Caregiving Never a Priority in the U.S.
Our society has traditionally devalued family caregiving: in prior centuries, care tasks were relegated to enslaved Black women and girls, then in the modern era to poor Black and Brown women as domestic workers. In today’s discourse on the care infrastructure and the care economy, we rightfully raise the clarion call about the need for paid leave, child tax credits and the need to reduce astronomical childcare costs.
‘Black and Latinx youth caregivers, especially girls and girl-identifying youth, face greater negative effects from caregiving, particularly since the COVID-19 pandemic.’
Yet, a pared back Build Back Better bill, as it is presently debated, will barely address those worthy issues, much less the state of affairs for youth caregivers. Children as caregivers are rarely mentioned when we talk about the $470 billion worth of care through the 37 billion hours of care provided by family caregivers. The old adage of “children should be seen, not heard” comes to mind—in the case of recognizing and supporting youth caregivers, our society neglects to see or hear the voices of children.
It is possible for our society to correct this course and fulfill our moral duty to ensure youth caregivers have thriving childhoods. I am heartened by efforts already made by the Elizabeth Dole Foundation, the Wounded Warrior Project, and the Biden Administration’s Joining Forces program, to launch the Hidden Helpers Coalition, an initiative featuring more than 60 national organizations pledging to support the creation of new supportive programs for youth caregivers in military families.
Also on a federal level, the inclusion of a youth caregiver representative on the Family Caregiving Advisory Council could help to amplify the needs of youth caregivers by providing direct recommendations to Congress. The Caregiving Youth Project in Boca Raton, Fla., led by the American Association of Caregiving Youth, is one intervention that has been shown to positively impact youth caregivers in school. With support from the Department of Education, this project could be replicated across every school district in the country.

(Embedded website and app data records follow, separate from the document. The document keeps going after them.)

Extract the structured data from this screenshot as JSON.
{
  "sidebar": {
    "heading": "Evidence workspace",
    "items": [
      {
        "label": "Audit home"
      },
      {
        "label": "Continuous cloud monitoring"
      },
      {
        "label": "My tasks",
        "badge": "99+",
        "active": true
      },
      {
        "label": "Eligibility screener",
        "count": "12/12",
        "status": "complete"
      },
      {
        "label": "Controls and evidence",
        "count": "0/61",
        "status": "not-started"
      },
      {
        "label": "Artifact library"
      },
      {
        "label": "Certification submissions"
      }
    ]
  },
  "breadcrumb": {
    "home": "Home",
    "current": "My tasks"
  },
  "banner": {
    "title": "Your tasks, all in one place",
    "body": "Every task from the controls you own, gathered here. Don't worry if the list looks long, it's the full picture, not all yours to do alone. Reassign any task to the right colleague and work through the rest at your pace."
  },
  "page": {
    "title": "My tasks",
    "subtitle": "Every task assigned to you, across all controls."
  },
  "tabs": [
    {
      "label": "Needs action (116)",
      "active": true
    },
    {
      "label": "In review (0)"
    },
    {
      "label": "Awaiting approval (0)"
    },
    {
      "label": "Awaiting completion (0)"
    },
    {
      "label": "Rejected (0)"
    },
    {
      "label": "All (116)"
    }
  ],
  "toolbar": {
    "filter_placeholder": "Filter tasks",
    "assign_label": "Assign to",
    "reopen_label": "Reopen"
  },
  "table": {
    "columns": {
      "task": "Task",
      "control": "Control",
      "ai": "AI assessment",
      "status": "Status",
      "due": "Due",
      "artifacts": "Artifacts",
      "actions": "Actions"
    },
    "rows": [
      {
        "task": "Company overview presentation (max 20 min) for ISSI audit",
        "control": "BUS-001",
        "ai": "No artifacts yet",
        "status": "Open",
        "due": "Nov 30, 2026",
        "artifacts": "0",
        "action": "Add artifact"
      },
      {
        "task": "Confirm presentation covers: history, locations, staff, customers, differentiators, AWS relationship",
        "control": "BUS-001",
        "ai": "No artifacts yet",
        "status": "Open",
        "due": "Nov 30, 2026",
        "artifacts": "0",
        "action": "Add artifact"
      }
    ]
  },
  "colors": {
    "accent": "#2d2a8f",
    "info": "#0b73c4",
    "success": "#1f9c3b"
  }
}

As ASA members, we can serve as change agents for youth caregivers. As we advocate for long-term care solutions, particularly those that encourage aging in place, we should consider initiatives such as PACE, the Program of All-Inclusive Care for the Elderly—and how children living at home with older parents or grandparents may be functioning as invisible, overlooked caregivers. Children should be seen as experts in the care of their family members and given an opportunity to voice their own needs, concerns and wishes.
We can also emphasize the beauty of collective, mutual care in multigenerational families, rather than reinforcing the decline narrative of aging. This is a part of our ASA mission to prioritize equity, health and well-being and justice. United together, we can strengthen our approach to caregiving—care that is good, just and valuable across all ages.
Feylyn Lewis, PhD, is the manager of the Students for Health Equity program in the School of Nursing at Vanderbilt University in her hometown of Nashville, Tenn., and as mentioned above she has cared for her disabled mother since she was a child, an experience that led her to research the lives of young caregivers in the United States, U.K. and Europe.
Photo: Author Feylyn Lewis, right, with her mother, Darline Lewis, and brother, Ferrell Lewis, in July 2021.
Photo courtesy of Feylyn Lewis.